TASK DIRECTIONS ->
Word for word, repeat the data; no picture should appear in the result.

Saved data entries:
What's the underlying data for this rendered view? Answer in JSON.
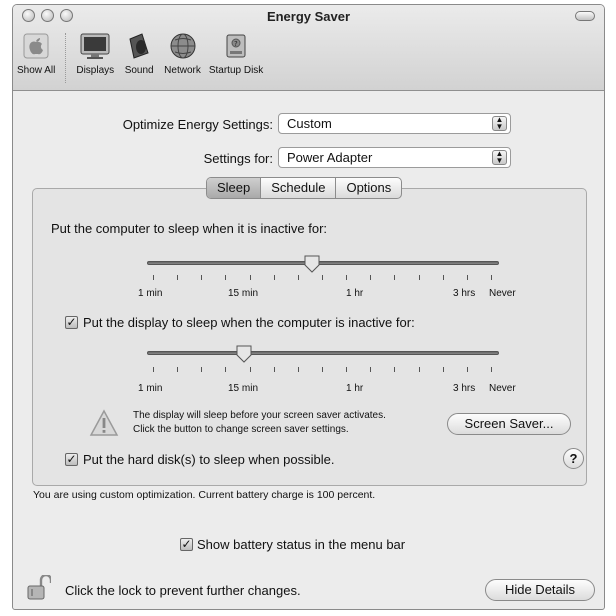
{
  "window": {
    "title": "Energy Saver"
  },
  "toolbar": {
    "items": [
      {
        "label": "Show All",
        "icon": "apple-icon"
      },
      {
        "label": "Displays",
        "icon": "display-icon"
      },
      {
        "label": "Sound",
        "icon": "speaker-icon"
      },
      {
        "label": "Network",
        "icon": "globe-icon"
      },
      {
        "label": "Startup Disk",
        "icon": "disk-icon"
      }
    ]
  },
  "settings": {
    "optimize_label": "Optimize Energy Settings:",
    "optimize_value": "Custom",
    "settings_for_label": "Settings for:",
    "settings_for_value": "Power Adapter"
  },
  "tabs": [
    "Sleep",
    "Schedule",
    "Options"
  ],
  "sleep": {
    "computer_label": "Put the computer to sleep when it is inactive for:",
    "computer_slider_value": "35 min",
    "display_checked": true,
    "display_label": "Put the display to sleep when the computer is inactive for:",
    "display_slider_value": "20 min",
    "scale_labels": [
      "1 min",
      "15 min",
      "1 hr",
      "3 hrs",
      "Never"
    ],
    "warning_line1": "The display will sleep before your screen saver activates.",
    "warning_line2": "Click the button to change screen saver settings.",
    "screen_saver_button": "Screen Saver...",
    "hard_disk_checked": true,
    "hard_disk_label": "Put the hard disk(s) to sleep when possible.",
    "help_label": "?"
  },
  "status_text": "You are using custom optimization. Current battery charge is 100 percent.",
  "battery_status": {
    "checked": true,
    "label": "Show battery status in the menu bar"
  },
  "footer": {
    "lock_text": "Click the lock to prevent further changes.",
    "hide_details_button": "Hide Details"
  }
}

EXPECTED ANSWER ->
What's the underlying data for this rendered view? Answer in JSON.
{
  "window": {
    "title": "Energy Saver"
  },
  "toolbar": {
    "items": [
      {
        "label": "Show All",
        "icon": "apple-icon"
      },
      {
        "label": "Displays",
        "icon": "display-icon"
      },
      {
        "label": "Sound",
        "icon": "speaker-icon"
      },
      {
        "label": "Network",
        "icon": "globe-icon"
      },
      {
        "label": "Startup Disk",
        "icon": "disk-icon"
      }
    ]
  },
  "settings": {
    "optimize_label": "Optimize Energy Settings:",
    "optimize_value": "Custom",
    "settings_for_label": "Settings for:",
    "settings_for_value": "Power Adapter"
  },
  "tabs": [
    "Sleep",
    "Schedule",
    "Options"
  ],
  "sleep": {
    "computer_label": "Put the computer to sleep when it is inactive for:",
    "computer_slider_value": "35 min",
    "display_checked": true,
    "display_label": "Put the display to sleep when the computer is inactive for:",
    "display_slider_value": "20 min",
    "scale_labels": [
      "1 min",
      "15 min",
      "1 hr",
      "3 hrs",
      "Never"
    ],
    "warning_line1": "The display will sleep before your screen saver activates.",
    "warning_line2": "Click the button to change screen saver settings.",
    "screen_saver_button": "Screen Saver...",
    "hard_disk_checked": true,
    "hard_disk_label": "Put the hard disk(s) to sleep when possible.",
    "help_label": "?"
  },
  "status_text": "You are using custom optimization. Current battery charge is 100 percent.",
  "battery_status": {
    "checked": true,
    "label": "Show battery status in the menu bar"
  },
  "footer": {
    "lock_text": "Click the lock to prevent further changes.",
    "hide_details_button": "Hide Details"
  }
}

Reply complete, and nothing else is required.